And replaced all code that is similar to the first code block with this one line:

1 result = HandleException<CreateAccountResult>(e, "CreateAccount");

A significant reduction as you can see. I definitely should have thought about this before.

Tuesday, July 8, 2008

Windows Server 2008 on a laptop

Last week I got a new laptop for work. It's a nice fast Dell Precision M6300. On my old workstation I had Windows Server 2003 R2 running. I'm a developer, so I want to develop on the platform my software will run on. So on my new laptop I wanted to run Windows Server 2008 the Vista Server version of Windows.

Using this very nice blog entry from Vijayshinva Karnure I was able to make Windows Server 2008 look and work almost like Vista. Almost, because I'm missing two things that I have noticed so far. First off is the Windows Sidebar and secondly is Bluetooth support.

Now if you google for these problems, you'll find solutions to both of them. To enable Bluetooth support you'll need to install your drivers as usual and then perform some INF magic to persuade Windows to use them. To enable the sidebar you'll need to copy some files from a Vista installation and copy some registry settings. From what I read this will then work just fine, but I'm not comfortable with it.

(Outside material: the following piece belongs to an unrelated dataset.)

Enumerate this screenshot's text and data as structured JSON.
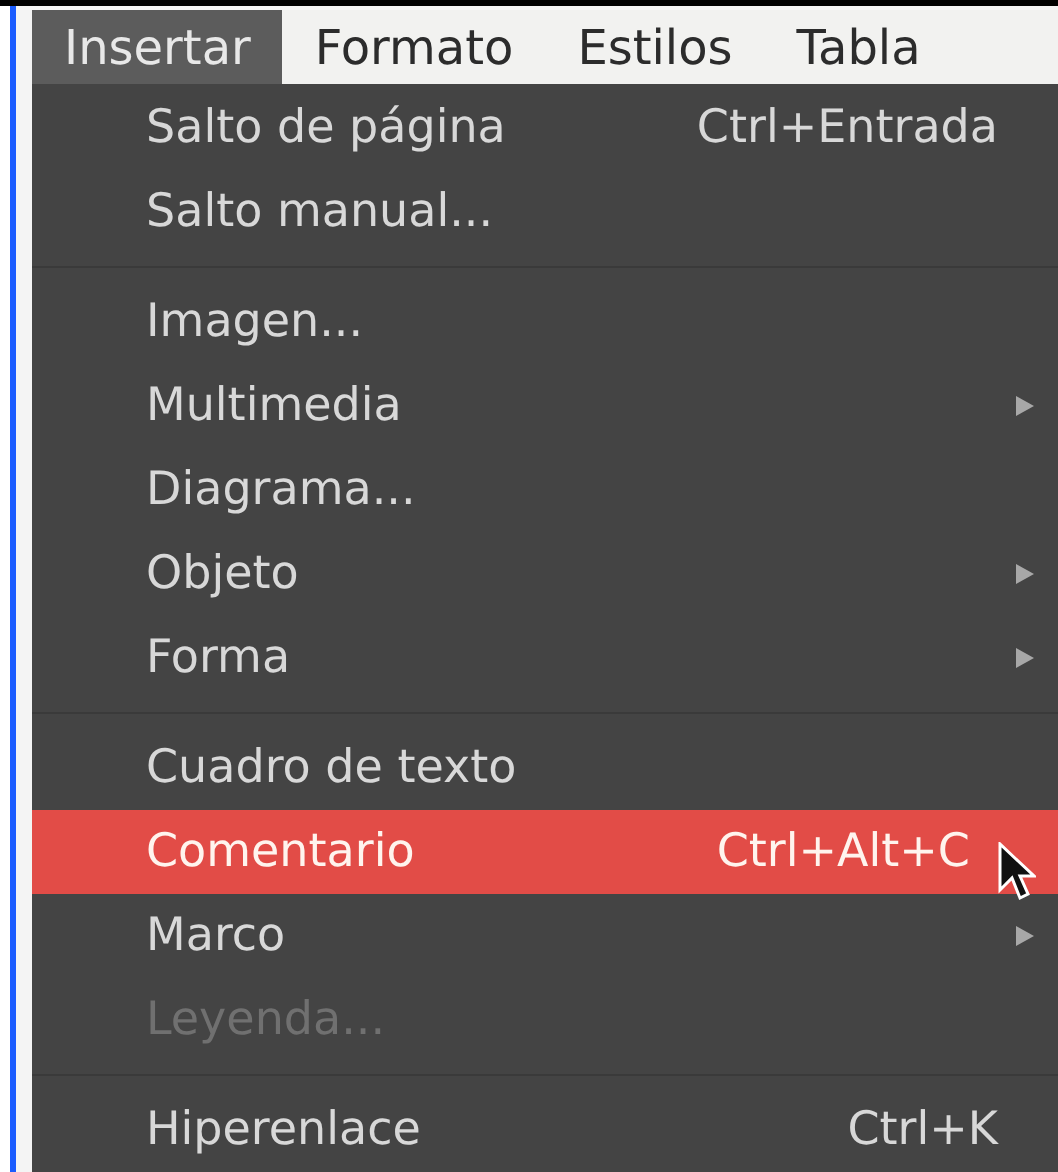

You see, these things aren't part of the supported Windows platform, so if there are any security issues, you are on your own. Microsoft won't provide sidebar patches for Windows Server 2008, because they never released a Windows Server 2008 with Windows Sidebar. So you'll have to keep an eye on all security updates and patch the files by hand, or (more likely) let the software run with all its security issues. And that's not something I'm willing to do.

I also discovered, that if you install the Hyper-V because you might want to run some virtual machines for testing, sleep and hibernate will be disabled. Sleep and hibernate are incompatible with Hyper-V so you won't be able to use them. That sucks, so I uninstalled the Hyper-V, but at least I have the option of installing it if I do need it some time in the future. I will just need to learn to live without hibernate then.

And then I just ran into another issue. For remote workers my organization uses Check Point VPN-1 software, but as it turns out they don't have 64-bit versions of their client software. Even though 64-bit versions of Windows have been available for (rough estimate) 3 years now, they never saw fit to make their software work. According to their forums they will release a 64-bit version of some new software in Q4 2008 and this will fall under the existing licenses for the time being. In other words, you'll have to pay extra for 64-bit versions of their client software eventually.

Other then that, I'm pretty happy with my flashy new laptop :-)